We’re celebrating National Picnic Week, and with the summer stretching out before us, here’s a look at some superb spots to lay down a blanket and crack open the ham sandwiches.
The outdoors campaign runs from 15th to 24th June and aims to promote areas of natural beauty and encourage us to enjoy some great food against beautiful landscapes. Here are some ideas for group travel organisers to choose from:
1. An RHS garden
For the quintessential English country garden experience, the Royal Horticultural Society is offering delicious picnics and cream teas at special rates for groups across its gardens this summer. Picnics In The Garden is an alfresco option for groups until the autumn, providing flexibility to enjoy lunch in your favourite spot at one of the RHS sites. Prices include a range of freshly made sandwiches, homemade cakes and shortbreads, tea, coffee, soft drinks or perhaps a prosecco for a bit of summer fizz.
2. Blenheim Palace, Oxfordshire

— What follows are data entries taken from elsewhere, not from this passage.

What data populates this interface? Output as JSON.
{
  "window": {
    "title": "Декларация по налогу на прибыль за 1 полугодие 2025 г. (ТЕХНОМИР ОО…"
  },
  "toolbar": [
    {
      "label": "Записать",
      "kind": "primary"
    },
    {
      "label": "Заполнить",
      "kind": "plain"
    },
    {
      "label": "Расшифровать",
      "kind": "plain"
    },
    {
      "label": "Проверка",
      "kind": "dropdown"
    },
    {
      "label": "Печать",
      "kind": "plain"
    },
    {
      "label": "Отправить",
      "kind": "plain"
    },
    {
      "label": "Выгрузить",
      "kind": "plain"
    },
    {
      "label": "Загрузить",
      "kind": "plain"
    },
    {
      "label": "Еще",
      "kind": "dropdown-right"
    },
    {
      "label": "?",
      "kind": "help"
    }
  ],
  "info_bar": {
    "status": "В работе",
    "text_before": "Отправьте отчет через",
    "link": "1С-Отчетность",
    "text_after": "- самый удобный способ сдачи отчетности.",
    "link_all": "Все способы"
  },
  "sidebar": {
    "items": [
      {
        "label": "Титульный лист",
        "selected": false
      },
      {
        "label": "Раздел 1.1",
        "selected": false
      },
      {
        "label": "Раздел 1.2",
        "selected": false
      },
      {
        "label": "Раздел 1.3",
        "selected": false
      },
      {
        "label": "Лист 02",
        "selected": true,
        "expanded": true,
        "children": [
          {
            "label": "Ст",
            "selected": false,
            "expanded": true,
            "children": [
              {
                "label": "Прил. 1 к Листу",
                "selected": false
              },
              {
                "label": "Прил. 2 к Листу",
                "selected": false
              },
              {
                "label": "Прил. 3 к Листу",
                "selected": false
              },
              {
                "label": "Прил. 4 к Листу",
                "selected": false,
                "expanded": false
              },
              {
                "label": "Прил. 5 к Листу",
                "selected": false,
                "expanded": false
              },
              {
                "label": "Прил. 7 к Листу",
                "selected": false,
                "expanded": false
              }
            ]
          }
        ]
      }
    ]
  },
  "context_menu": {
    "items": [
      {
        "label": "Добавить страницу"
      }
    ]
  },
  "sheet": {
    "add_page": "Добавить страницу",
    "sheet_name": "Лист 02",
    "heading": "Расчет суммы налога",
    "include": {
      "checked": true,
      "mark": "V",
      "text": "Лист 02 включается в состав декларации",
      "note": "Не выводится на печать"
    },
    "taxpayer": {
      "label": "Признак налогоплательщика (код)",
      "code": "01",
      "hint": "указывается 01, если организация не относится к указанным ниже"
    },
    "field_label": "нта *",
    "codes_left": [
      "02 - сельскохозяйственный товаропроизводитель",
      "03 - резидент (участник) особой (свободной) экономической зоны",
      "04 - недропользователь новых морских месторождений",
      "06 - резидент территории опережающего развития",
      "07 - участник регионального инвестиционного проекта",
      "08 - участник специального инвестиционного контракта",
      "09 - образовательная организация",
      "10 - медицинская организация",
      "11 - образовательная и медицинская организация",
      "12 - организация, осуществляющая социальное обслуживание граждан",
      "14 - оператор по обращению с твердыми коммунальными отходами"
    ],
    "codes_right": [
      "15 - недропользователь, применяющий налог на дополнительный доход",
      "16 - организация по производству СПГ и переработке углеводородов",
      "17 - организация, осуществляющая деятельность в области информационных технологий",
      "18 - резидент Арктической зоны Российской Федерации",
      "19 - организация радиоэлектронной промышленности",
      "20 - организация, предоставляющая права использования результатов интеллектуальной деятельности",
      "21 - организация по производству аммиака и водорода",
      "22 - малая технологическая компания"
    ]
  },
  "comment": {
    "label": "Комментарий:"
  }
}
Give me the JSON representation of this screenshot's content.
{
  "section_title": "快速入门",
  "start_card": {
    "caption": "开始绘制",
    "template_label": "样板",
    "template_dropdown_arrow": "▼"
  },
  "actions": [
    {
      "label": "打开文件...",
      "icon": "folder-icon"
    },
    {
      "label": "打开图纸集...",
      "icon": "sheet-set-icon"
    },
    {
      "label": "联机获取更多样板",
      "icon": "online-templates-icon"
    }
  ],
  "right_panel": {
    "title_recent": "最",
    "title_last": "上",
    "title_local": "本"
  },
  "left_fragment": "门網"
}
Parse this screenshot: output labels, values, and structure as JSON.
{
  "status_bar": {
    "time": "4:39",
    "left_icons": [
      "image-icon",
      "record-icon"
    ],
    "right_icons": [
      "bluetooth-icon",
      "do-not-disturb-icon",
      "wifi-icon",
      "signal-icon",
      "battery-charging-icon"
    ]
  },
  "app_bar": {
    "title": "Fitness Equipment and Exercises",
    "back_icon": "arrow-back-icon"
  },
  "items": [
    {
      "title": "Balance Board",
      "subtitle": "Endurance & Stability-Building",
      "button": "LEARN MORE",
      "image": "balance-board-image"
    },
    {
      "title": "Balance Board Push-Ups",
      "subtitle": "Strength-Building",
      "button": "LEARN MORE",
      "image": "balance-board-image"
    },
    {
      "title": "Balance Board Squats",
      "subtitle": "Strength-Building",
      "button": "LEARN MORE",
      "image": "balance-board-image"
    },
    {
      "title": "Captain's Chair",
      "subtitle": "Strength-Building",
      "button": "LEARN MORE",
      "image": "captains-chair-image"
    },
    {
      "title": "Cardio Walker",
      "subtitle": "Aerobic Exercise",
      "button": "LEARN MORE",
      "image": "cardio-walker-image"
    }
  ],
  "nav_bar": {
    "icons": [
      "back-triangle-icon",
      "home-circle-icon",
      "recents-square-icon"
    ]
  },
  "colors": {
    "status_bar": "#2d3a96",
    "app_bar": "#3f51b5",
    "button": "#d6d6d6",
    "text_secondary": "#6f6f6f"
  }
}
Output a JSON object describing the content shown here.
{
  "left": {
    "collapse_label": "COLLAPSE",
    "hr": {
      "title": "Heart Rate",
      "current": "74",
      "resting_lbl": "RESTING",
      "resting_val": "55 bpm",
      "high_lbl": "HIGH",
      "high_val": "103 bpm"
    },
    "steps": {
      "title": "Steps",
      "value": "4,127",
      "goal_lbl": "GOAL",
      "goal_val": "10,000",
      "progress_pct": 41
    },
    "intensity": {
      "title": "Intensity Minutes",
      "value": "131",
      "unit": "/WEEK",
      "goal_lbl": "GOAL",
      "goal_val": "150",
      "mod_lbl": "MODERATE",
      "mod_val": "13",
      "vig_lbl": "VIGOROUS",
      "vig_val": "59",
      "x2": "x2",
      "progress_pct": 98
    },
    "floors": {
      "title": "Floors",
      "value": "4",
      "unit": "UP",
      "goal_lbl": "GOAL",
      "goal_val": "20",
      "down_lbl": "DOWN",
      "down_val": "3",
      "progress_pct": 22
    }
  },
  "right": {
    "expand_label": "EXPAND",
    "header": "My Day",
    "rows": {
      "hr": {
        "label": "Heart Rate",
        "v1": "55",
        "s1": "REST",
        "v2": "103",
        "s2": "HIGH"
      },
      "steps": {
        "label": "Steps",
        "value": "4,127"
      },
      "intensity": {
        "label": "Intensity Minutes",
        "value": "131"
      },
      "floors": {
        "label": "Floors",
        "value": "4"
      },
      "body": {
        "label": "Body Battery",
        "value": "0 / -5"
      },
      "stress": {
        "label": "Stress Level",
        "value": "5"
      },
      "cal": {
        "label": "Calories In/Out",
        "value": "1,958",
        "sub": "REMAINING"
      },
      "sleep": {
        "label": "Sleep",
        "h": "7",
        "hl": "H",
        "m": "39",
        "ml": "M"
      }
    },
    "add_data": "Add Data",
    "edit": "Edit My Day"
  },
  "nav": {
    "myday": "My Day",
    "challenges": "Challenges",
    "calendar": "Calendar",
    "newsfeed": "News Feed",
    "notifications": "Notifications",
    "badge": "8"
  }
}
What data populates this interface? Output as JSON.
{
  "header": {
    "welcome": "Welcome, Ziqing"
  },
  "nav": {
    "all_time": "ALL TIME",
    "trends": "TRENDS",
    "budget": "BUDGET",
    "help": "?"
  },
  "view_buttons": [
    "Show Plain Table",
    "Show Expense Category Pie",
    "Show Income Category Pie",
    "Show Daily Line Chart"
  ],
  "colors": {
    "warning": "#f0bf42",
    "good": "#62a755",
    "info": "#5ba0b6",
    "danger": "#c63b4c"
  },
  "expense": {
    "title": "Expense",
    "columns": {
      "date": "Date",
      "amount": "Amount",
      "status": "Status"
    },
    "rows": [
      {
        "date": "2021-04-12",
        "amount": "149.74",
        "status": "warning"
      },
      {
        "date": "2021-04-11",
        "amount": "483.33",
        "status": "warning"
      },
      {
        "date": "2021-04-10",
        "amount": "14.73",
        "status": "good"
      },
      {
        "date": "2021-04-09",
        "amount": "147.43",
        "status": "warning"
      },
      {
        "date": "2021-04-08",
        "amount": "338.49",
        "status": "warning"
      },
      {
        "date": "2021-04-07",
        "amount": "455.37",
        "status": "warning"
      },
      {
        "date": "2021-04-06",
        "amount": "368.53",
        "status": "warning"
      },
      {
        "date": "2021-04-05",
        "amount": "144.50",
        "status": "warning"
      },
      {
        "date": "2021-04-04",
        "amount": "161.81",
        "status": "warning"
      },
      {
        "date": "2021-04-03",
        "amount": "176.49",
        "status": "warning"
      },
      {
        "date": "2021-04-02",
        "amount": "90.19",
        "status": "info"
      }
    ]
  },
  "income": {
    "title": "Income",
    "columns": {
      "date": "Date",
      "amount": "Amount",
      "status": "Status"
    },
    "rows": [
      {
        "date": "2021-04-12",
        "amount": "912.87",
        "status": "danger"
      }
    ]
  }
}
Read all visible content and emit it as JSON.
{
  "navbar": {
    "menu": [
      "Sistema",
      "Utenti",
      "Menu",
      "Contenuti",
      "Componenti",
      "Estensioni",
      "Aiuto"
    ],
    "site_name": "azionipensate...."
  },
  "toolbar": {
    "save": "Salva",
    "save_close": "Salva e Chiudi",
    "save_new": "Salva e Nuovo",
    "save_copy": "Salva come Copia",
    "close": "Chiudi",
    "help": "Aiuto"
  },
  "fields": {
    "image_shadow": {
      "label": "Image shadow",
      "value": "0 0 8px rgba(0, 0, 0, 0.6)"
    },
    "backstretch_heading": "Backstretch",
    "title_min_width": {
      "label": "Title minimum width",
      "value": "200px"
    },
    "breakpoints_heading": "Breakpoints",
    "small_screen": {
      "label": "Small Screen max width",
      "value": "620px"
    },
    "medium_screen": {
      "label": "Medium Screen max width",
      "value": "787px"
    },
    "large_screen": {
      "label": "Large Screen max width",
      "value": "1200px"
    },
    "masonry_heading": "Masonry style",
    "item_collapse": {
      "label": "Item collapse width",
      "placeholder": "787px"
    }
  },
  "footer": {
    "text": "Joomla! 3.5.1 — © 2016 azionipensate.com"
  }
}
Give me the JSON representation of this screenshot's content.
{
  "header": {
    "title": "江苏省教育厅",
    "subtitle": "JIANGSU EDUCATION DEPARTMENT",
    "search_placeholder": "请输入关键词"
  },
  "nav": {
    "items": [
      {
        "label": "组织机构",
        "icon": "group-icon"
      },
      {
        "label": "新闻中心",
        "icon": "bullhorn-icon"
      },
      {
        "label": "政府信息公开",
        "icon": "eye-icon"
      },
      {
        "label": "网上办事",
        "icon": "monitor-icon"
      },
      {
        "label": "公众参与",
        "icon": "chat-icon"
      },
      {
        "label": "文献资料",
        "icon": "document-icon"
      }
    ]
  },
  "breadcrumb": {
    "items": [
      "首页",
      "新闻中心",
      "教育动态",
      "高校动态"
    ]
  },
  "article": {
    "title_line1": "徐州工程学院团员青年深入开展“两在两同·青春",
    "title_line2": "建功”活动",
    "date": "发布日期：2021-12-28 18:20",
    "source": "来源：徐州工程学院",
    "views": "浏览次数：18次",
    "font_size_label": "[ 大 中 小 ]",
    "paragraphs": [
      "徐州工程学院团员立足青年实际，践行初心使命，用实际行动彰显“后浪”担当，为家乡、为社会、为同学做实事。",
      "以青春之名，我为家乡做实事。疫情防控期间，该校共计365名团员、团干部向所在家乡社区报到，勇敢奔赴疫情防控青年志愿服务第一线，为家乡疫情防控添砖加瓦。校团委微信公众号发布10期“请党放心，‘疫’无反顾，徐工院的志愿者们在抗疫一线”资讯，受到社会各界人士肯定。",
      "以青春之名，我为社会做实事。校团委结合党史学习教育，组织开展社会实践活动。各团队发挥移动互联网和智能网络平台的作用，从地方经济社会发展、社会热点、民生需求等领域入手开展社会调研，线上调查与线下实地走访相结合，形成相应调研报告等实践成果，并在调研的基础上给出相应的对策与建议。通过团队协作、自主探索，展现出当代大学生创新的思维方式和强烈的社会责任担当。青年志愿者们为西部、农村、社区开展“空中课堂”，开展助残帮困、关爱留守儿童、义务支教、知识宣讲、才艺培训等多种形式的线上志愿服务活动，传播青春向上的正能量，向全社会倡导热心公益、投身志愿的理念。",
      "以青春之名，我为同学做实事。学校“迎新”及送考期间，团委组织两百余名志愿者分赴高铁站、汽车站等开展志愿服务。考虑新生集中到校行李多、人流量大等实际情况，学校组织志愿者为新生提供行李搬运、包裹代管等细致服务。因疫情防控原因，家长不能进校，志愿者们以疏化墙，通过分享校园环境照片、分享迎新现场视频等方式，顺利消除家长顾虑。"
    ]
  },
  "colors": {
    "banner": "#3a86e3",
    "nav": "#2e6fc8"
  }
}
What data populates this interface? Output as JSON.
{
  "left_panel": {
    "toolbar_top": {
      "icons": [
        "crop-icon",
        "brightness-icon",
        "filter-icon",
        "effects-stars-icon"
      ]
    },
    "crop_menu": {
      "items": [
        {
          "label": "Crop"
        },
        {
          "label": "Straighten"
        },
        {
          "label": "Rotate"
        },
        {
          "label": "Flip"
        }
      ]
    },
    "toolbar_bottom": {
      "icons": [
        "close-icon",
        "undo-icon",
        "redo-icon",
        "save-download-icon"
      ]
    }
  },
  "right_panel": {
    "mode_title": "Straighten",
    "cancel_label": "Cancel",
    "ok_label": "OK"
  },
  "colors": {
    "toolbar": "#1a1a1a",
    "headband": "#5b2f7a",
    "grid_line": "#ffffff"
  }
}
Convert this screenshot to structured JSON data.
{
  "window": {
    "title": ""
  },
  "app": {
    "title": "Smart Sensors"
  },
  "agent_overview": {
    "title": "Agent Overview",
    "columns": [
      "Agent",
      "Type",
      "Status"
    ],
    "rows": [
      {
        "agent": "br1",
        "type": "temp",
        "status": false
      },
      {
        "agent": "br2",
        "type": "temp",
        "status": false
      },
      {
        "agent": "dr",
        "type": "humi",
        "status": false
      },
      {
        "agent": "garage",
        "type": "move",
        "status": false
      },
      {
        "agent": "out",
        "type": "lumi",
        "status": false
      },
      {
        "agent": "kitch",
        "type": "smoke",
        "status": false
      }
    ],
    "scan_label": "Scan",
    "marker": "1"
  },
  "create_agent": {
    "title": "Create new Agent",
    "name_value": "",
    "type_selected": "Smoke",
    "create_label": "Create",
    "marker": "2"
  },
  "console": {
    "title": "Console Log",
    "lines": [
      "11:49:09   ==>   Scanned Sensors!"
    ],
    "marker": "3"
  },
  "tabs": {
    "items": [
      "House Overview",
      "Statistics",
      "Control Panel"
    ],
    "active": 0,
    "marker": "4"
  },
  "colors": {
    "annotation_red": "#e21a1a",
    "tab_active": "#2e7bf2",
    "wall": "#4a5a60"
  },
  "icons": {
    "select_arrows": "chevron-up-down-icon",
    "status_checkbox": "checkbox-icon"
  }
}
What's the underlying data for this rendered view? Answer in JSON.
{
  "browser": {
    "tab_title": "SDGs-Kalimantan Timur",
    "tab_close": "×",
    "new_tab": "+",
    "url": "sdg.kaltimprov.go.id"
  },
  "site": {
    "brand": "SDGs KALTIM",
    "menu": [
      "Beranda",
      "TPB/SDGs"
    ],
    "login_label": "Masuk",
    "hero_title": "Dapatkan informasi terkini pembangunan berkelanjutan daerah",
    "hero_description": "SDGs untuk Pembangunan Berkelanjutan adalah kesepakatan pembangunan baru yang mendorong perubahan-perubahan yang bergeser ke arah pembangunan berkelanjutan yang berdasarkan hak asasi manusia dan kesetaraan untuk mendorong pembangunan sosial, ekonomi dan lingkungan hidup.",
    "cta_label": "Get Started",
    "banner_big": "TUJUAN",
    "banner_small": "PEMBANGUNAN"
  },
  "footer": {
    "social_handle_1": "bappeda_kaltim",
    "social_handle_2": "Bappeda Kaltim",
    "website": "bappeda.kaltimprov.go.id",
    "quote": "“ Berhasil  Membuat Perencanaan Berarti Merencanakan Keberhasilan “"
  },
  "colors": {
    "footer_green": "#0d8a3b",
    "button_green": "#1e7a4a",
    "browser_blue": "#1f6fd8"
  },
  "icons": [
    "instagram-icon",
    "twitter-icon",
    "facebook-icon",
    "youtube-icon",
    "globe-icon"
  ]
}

With over 2000 acres of ‘Capability’ Brown Parkland and beautiful Formal Gardens, there are plenty of excellent spots in which to picnic at Blenheim with your group. The estate says the best location for lunch is just inside of the Woodstock Gates, deemed ‘the finest view in England’ by Lord and Lady Randolph Churchill in 1874. You can enjoy a sweeping view of the palace, Grand Bridge and Queen Pool, taking in the beauty and scale of this World Heritage Site – perhaps with a pork pie in hand.
3. Glyndebourne Festival, Sussex
Running from May to August each year is the Glyndebourne Festival, which offers a programme of operas to be enjoyed while dining al fresco in your fanciest outfits. The scope of the festival is broad and has presented works by a wide range of composers including Monteverdi, Handel, Rossini, Tchaikovsky, Janá?ek, Strauss, Stravinsky, Verdi and Wagner. Groups can enjoy pre-booked picnic hampers stuffed with goods like chicken terrine, crab salad and raspberries and cream.
4. The New Forest National Park
In southern England, the New Forest has plenty of picturesque spots where you can combine lunch with a walk around parts of the National Park. Particular spots of choice might be Bolderwood Deer Sanctuary where a herd of fallow deer can often be spotted in the summer months, and Knightwood Oak – said to be the largest, oldest and most famous oak tree in the whole of the New Forest.
5. Kyoto Gardens in Holland Park, London
Holland Park is a 22-hectare park in west London, which is situated around the ruins of Holland House. The garden is a traditional Japanese garden with tranquil tiered waterfalls and a pond full of koi carp. There are stone lanterns, Japanese maple trees and you might even spot a peacock or two wandering around, adding to the atmosphere. Great for a group picnic, especially if you want to break up a day exploring some of London’s top sites.